A fence system normally requires two different types of posts: corner posts, used where greater tension occurs in the fence line, such as corners and gates; and line posts, used to support the fence wire between corners. Post selection depends on the type of fence and the expected fence life.

Don't worry about spacing posts evenly. On level terrain they can be further apart; on uneven terrain, posts should be placed wherever there is a high or low spot. On hillsides, posts should be installed perpendicular to the slope. This keeps the wire at the proper height and spacing and prevents it from binding on insulators or clips. Post spacing will also vary depending on the animal being controlled and the type of fence wire used.

Electric fencing typically uses fewer posts than conventional barbed or stock fencing, making it less expensive and easier to install. The type of post selected also determines the type of insulator required. Refer to the following Post Selection Guide to determine what posts work best in your situation. 

Post Selection Guide
Portable Fencing
Strip grazing - for dairy cattle. For single wire use, either metal pigtail posts (19-196) or poly posts, either (19-197 or 19-297).

Strip grazing - for sheep.
Use poly posts, either 19-197 or 19-297. Alternatively, consider a complete 3 reel system consisting of 3 wires for either 400 metres or 500 metres long. (19-199 or 19-200).
Temporary Fencing
Fences that are moved once or twice per year.
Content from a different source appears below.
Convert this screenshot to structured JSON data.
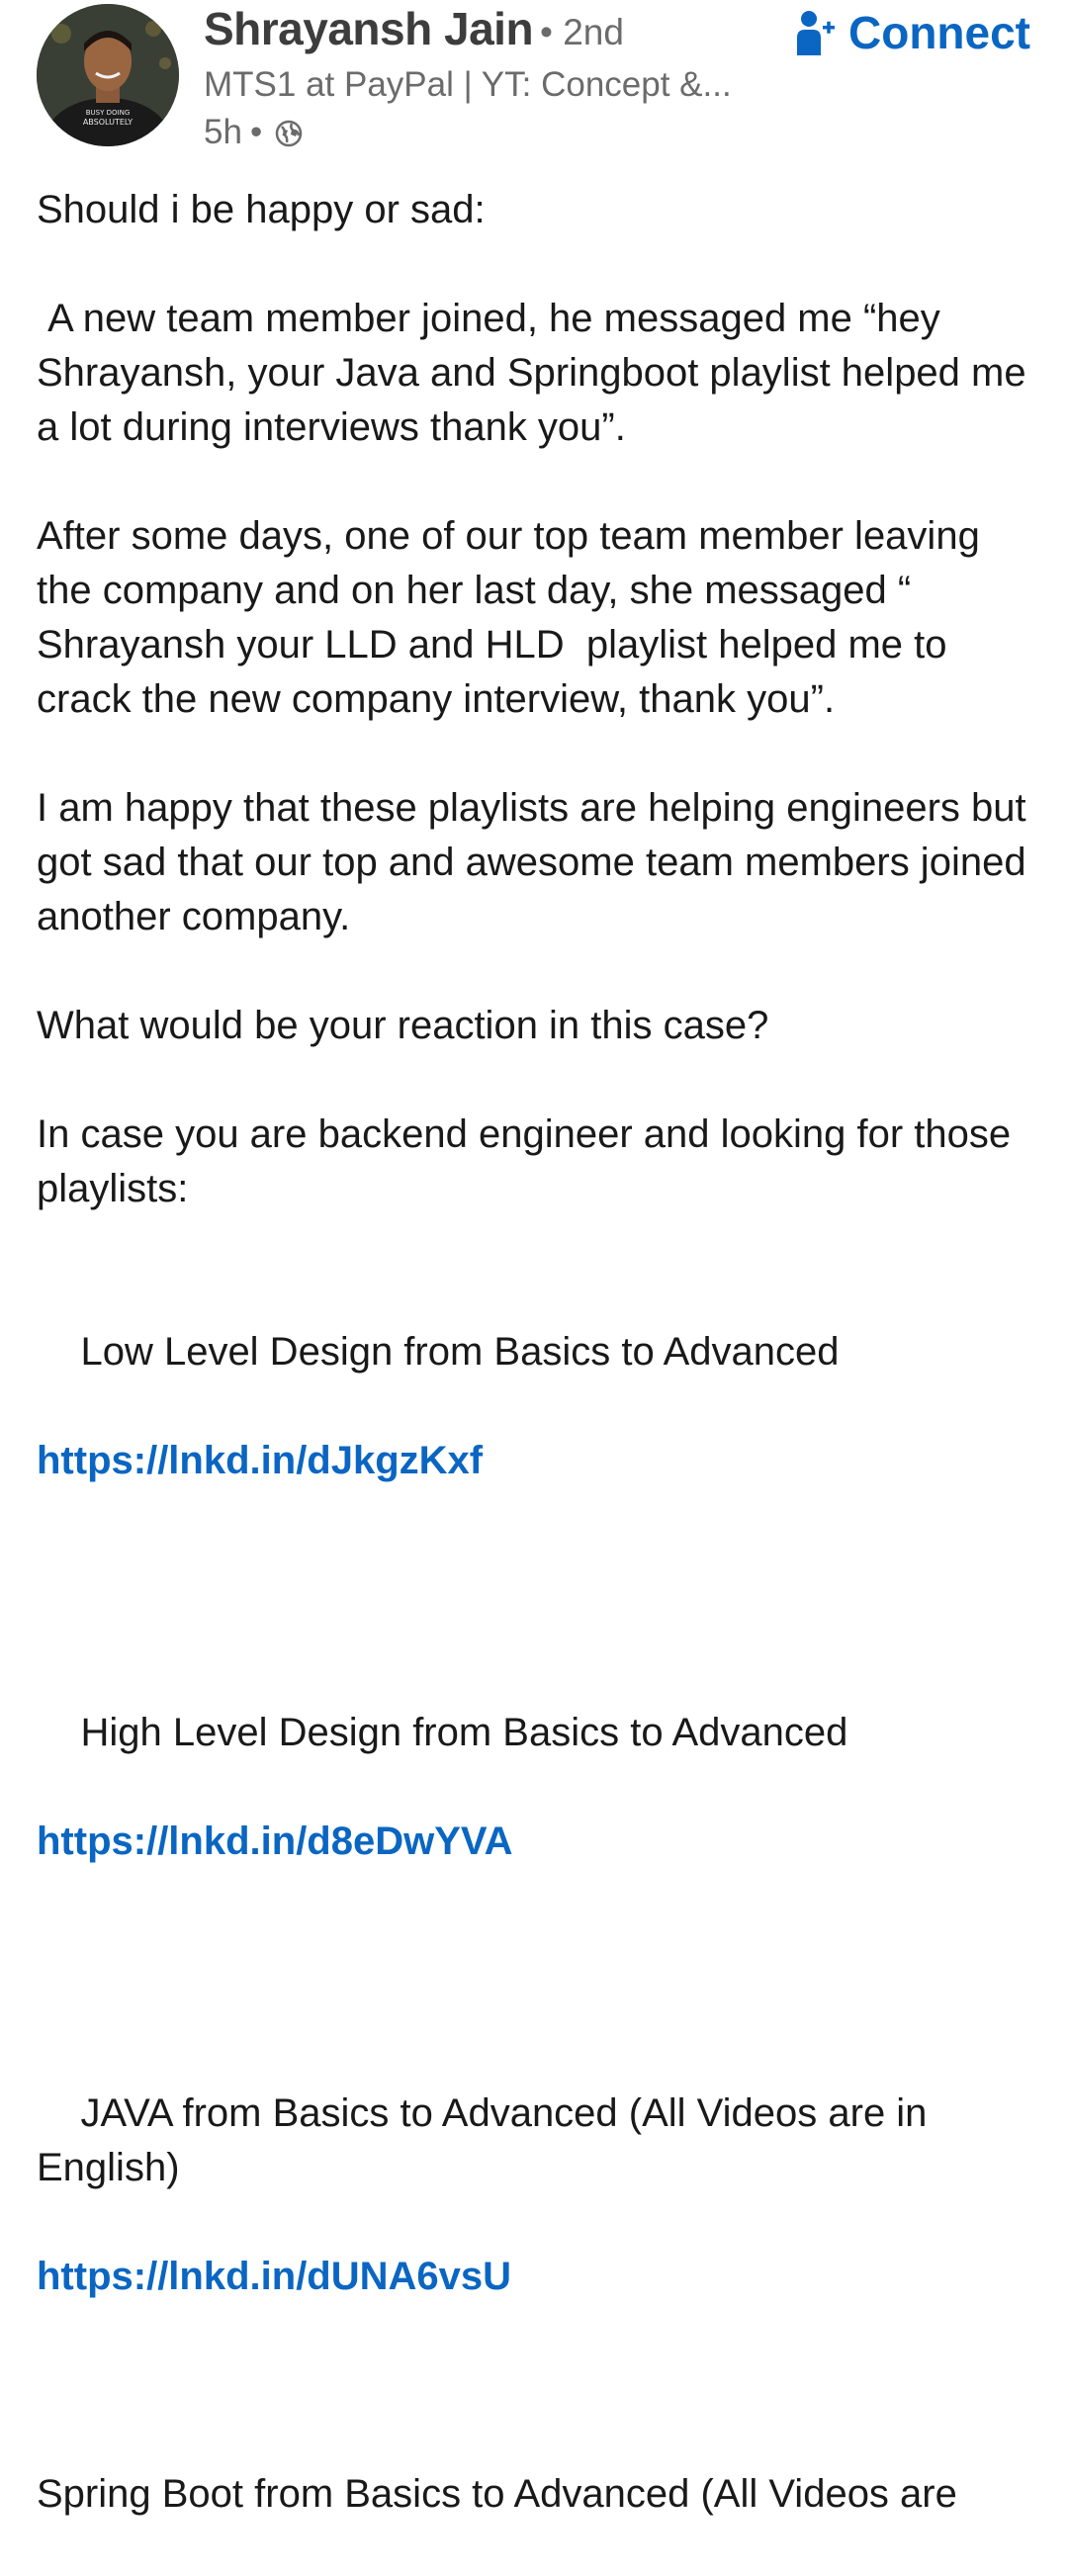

For corners and fence ends, use either wooden posts with insulators, typically 15-129, or metal mounting stands with reels for the fence end, 19-192B or similar, and metal termination posts, 19-193 for corners.
Permanent Fencing
For a very cost effective system on long, multi-wire fences use softwood posts for strainers and line posts together with insulators. When using high tensile steel wire always use high specification line insulators such as 15-124 and 16-122 for strainers and corners.
Corner Posts
Corner posts and strainers should be very firmly installed and be typically as far in the ground as the top wire is high with breast logs or brace bars for maximum stability.